As regional members of the Tennessee General Assembly prepare for the upcoming legislative session, elected officials from Hamilton County took an annual opportunity to make their legislative priorities known Thursday.

Over breakfast at the Chattanooga Choo-Choo, Mayor Jim Coppinger, Sheriff Jim Hammond, county commissioners and other elected officials briefed House representatives and one state senator on items they would like to see considered. Members of the delegation on hand were Sen. Bo Watson and Reps. Mike Carter, Vince Dean, JoAnne Favors, Richard Floyd and Gerald McCormick.

At the top of Coppinger’s list was a request to amend a state law that would allow the county to cremate the remains of unclaimed indigents. The mayor said that his staff had done their best to be “sensitive” to the issue but had been forced to think logically in the face of dwindling plots available at the county’s Cofer Cemetery.


“We have 73 grave sites that are left there right now, and we’ve already had to bury 80 people there this year,” Coppinger said. “If you do the math, we’re going to be running out of sites soon.”

Cofer Cemetery, located on a hillside along Jenkins Road, has been in use since 1933 as the county’s location for the burial of unclaimed remains. Coppinger said that any remains that were cremated would likely be buried at the cemetery and still be available for claiming.

“It kind of comes off as cold-sounding, but it’s not,” he said. “Logistically, we just don’t have any room.”

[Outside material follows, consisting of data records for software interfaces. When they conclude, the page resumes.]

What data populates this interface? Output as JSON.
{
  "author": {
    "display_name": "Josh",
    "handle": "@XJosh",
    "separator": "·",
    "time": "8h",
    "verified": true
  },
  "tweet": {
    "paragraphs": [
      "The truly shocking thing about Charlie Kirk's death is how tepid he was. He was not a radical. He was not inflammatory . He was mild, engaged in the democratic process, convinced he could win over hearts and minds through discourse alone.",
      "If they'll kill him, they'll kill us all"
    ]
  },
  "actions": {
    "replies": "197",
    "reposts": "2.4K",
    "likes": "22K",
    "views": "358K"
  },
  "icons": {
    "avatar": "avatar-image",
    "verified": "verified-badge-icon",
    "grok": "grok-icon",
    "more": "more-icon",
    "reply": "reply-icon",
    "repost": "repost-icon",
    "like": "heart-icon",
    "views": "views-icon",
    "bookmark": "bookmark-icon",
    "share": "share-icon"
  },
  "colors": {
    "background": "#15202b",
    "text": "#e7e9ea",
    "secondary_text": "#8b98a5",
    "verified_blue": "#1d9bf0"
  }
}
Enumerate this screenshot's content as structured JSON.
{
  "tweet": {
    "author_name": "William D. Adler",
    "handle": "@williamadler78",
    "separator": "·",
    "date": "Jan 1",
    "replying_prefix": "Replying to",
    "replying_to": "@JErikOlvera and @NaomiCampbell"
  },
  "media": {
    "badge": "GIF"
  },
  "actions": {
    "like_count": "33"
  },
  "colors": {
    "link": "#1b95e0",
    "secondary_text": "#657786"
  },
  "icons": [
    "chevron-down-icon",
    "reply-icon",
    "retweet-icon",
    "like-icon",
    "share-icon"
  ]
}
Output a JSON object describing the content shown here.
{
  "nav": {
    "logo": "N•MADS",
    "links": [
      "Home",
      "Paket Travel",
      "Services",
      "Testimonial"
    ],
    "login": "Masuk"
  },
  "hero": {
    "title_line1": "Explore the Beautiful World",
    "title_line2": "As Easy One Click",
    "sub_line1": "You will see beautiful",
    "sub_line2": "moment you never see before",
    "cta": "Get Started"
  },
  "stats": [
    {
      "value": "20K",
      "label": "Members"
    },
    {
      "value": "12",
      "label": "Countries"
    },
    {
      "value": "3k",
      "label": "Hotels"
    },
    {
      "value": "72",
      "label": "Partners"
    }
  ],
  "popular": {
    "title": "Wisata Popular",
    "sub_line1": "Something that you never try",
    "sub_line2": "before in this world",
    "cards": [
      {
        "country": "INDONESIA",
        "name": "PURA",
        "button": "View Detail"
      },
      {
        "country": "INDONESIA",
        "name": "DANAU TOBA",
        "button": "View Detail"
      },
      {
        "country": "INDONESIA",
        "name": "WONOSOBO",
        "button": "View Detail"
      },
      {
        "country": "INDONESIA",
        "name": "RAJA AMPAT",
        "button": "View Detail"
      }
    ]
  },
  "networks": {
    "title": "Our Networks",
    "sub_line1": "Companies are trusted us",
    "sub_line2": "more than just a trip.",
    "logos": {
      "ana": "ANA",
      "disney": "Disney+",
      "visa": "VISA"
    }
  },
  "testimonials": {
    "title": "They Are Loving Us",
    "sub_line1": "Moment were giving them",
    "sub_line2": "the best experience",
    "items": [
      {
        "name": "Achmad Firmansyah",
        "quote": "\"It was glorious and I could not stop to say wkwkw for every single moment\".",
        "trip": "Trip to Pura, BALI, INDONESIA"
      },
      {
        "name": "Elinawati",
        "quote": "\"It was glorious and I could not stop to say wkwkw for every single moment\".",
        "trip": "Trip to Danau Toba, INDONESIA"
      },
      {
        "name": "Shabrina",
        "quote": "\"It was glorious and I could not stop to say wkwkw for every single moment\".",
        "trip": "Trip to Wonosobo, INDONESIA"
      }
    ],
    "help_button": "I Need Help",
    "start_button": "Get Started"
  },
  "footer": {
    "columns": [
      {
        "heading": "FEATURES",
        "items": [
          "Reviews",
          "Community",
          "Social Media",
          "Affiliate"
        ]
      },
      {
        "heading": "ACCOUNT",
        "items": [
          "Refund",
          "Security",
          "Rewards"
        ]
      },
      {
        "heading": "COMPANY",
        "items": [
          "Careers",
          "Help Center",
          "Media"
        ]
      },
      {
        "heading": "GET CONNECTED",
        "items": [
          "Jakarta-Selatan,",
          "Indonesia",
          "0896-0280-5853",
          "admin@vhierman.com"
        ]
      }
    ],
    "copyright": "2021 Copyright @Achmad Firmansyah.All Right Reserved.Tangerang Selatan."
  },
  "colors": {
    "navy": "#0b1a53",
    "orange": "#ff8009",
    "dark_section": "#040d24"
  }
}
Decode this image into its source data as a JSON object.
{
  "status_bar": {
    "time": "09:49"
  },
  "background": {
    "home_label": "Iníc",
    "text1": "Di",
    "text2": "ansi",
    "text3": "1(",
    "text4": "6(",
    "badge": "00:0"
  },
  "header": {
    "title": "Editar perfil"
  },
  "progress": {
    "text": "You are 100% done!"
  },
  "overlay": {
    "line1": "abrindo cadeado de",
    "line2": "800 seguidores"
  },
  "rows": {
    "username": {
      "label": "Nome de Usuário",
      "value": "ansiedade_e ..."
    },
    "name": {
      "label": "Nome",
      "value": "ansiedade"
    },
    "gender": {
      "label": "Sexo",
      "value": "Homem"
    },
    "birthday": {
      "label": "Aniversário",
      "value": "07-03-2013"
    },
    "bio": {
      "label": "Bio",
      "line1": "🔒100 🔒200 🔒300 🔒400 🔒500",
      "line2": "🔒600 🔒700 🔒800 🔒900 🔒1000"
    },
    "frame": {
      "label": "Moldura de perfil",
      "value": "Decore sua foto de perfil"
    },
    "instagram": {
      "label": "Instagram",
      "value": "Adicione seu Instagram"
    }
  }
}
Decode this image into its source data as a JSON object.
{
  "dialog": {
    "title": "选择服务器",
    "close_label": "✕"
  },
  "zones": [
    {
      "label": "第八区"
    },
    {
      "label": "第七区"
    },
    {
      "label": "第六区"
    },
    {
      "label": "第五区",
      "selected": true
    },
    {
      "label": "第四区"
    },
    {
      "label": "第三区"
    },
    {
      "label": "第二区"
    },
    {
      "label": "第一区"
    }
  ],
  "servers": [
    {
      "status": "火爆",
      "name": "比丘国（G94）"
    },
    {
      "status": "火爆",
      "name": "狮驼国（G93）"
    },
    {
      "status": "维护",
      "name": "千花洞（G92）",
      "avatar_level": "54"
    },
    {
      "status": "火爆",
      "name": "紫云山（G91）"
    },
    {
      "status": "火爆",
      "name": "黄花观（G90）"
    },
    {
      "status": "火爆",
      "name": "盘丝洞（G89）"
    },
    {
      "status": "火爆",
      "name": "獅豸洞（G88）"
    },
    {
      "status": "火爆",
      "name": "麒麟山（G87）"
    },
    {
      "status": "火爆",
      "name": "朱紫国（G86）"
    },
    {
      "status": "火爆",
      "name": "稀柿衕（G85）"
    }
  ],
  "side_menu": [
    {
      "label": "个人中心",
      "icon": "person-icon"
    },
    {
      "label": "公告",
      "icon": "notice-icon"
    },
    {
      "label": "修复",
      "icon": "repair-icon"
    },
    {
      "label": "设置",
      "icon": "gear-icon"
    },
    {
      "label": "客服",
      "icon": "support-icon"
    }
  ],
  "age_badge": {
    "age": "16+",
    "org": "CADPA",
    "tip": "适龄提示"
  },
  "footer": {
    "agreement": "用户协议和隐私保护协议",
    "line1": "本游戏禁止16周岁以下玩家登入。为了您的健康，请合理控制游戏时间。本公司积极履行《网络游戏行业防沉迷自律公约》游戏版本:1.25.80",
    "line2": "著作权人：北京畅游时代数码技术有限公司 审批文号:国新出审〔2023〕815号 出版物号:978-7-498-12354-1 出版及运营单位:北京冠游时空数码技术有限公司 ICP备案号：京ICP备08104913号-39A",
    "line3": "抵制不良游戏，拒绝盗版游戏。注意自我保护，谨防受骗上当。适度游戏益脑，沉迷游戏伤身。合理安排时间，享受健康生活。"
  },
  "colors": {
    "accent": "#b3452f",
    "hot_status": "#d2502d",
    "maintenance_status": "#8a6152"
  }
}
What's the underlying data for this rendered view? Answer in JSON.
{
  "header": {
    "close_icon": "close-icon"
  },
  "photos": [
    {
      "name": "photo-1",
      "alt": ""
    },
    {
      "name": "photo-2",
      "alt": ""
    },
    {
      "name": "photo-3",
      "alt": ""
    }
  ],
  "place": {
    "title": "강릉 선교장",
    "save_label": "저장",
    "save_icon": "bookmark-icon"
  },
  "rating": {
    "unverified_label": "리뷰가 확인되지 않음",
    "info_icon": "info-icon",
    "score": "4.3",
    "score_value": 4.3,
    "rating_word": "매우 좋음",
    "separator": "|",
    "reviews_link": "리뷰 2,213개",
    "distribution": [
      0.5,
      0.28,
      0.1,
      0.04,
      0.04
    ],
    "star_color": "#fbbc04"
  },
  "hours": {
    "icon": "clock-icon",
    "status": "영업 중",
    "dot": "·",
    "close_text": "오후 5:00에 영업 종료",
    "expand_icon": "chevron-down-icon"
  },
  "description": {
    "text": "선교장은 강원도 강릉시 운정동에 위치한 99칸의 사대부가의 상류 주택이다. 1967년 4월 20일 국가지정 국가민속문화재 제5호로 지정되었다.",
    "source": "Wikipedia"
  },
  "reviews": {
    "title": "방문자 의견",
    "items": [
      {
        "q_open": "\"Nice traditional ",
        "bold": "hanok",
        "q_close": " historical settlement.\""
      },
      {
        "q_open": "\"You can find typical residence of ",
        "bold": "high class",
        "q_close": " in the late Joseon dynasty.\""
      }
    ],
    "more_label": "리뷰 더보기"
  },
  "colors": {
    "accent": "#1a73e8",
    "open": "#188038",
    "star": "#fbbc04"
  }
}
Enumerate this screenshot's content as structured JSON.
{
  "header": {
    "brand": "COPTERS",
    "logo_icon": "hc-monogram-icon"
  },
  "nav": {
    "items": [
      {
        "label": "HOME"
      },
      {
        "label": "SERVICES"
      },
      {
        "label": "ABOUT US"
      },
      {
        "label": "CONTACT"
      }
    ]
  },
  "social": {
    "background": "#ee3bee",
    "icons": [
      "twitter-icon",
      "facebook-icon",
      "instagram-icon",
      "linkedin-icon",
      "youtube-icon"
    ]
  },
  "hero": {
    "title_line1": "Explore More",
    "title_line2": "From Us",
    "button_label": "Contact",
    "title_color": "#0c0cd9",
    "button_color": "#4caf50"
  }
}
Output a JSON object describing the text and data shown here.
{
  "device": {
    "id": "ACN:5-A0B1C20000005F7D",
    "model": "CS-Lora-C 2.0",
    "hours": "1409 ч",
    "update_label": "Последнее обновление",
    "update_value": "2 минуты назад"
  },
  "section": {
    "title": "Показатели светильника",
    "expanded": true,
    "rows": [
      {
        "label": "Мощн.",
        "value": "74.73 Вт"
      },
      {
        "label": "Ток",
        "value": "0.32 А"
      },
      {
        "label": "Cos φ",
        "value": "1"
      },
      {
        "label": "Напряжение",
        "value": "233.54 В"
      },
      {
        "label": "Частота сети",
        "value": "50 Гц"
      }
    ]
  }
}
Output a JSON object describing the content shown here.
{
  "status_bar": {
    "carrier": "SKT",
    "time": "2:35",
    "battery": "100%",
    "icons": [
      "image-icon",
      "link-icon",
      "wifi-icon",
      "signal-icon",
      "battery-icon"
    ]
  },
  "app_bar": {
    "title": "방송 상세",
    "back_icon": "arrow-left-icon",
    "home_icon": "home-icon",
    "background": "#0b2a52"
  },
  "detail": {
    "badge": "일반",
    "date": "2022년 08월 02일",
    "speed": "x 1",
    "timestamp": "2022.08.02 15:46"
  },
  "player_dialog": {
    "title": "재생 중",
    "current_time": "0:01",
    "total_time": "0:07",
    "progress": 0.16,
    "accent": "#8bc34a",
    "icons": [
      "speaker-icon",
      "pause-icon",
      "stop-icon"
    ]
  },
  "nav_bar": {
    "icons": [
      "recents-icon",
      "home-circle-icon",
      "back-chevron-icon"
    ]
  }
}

Coppinger also asked members of the delegation to ensure the county would not have to comply with any unfunded mandates in the coming year and requested in addition that members work to maintain the level of grant funding that the county has already become dependent on.

Outlining his priorities for the Hamilton County Sheriff’s Office, Hammond asked members of the Legislature to place special attention on how transportation of inmates with mental health issues was draining department resources. Hammond said the issue was affecting more than 20 percent of inmates.

“Jails have become mental health hospitals, to tell you the truth,” Hammond said.

Hamilton County Superintendent Rick Smith made no specific requests for legislators but restated his opposition to a potential bill to form a voucher program for public schools.

“We know it will take dollars away from public schools,” he said.

Following the meeting, Watson said he wasn’t surprised by any of the concerns brought forward by local officials. Watson said the lack of curveballs was in part the result of good communication between officials at the state and local levels.

“We have a really good relationship with our local government,” Watson said. “Over the past month or two, several of these folks have talked with us or members of the delegation about these items.”